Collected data
◇ ◇ ◇ ◇
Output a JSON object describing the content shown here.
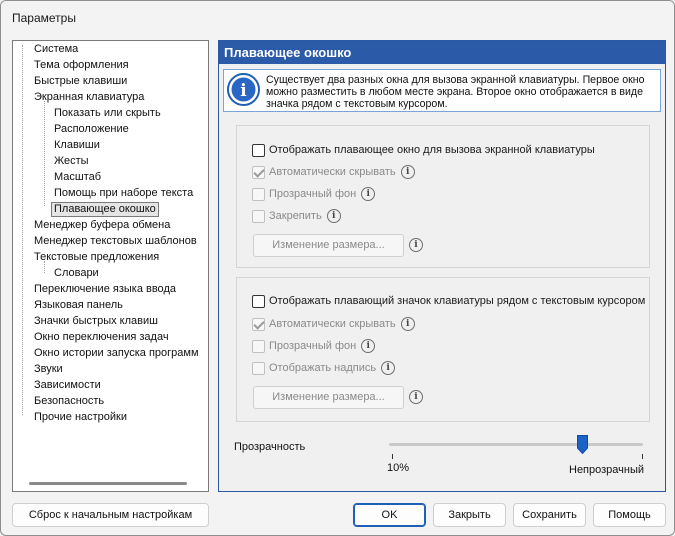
{
  "window": {
    "title": "Параметры"
  },
  "tree": {
    "items": [
      {
        "label": "Система",
        "level": 0
      },
      {
        "label": "Тема оформления",
        "level": 0
      },
      {
        "label": "Быстрые клавиши",
        "level": 0
      },
      {
        "label": "Экранная клавиатура",
        "level": 0
      },
      {
        "label": "Показать или скрыть",
        "level": 1
      },
      {
        "label": "Расположение",
        "level": 1
      },
      {
        "label": "Клавиши",
        "level": 1
      },
      {
        "label": "Жесты",
        "level": 1
      },
      {
        "label": "Масштаб",
        "level": 1
      },
      {
        "label": "Помощь при наборе текста",
        "level": 1
      },
      {
        "label": "Плавающее окошко",
        "level": 1,
        "selected": true
      },
      {
        "label": "Менеджер буфера обмена",
        "level": 0
      },
      {
        "label": "Менеджер текстовых шаблонов",
        "level": 0
      },
      {
        "label": "Текстовые предложения",
        "level": 0
      },
      {
        "label": "Словари",
        "level": 1
      },
      {
        "label": "Переключение языка ввода",
        "level": 0
      },
      {
        "label": "Языковая панель",
        "level": 0
      },
      {
        "label": "Значки быстрых клавиш",
        "level": 0
      },
      {
        "label": "Окно переключения задач",
        "level": 0
      },
      {
        "label": "Окно истории запуска программ",
        "level": 0
      },
      {
        "label": "Звуки",
        "level": 0
      },
      {
        "label": "Зависимости",
        "level": 0
      },
      {
        "label": "Безопасность",
        "level": 0
      },
      {
        "label": "Прочие настройки",
        "level": 0
      }
    ]
  },
  "panel": {
    "title": "Плавающее окошко",
    "info": "Существует два разных окна для вызова экранной клавиатуры. Первое окно можно разместить в любом месте экрана. Второе окно отображается в виде значка рядом с текстовым курсором.",
    "group1": {
      "main_checkbox": "Отображать плавающее окно для вызова экранной клавиатуры",
      "auto_hide": "Автоматически скрывать",
      "transparent_bg": "Прозрачный фон",
      "pin": "Закрепить",
      "resize_button": "Изменение размера..."
    },
    "group2": {
      "main_checkbox": "Отображать плавающий значок клавиатуры рядом с текстовым курсором",
      "auto_hide": "Автоматически скрывать",
      "transparent_bg": "Прозрачный фон",
      "show_caption": "Отображать надпись",
      "resize_button": "Изменение размера..."
    },
    "transparency": {
      "label": "Прозрачность",
      "min_label": "10%",
      "max_label": "Непрозрачный",
      "value_fraction": 0.76
    },
    "info_glyph": "i"
  },
  "footer": {
    "reset": "Сброс к начальным настройкам",
    "ok": "OK",
    "close": "Закрыть",
    "save": "Сохранить",
    "help": "Помощь"
  },
  "colors": {
    "accent": "#2b5aa8",
    "info_border": "#7aa3d8",
    "thumb": "#1b63c6"
  },
  "icons": {
    "info_large": "info-circle-icon",
    "help_small": "info-icon"
  }
}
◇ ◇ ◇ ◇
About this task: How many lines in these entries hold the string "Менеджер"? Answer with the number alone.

Answer box: 2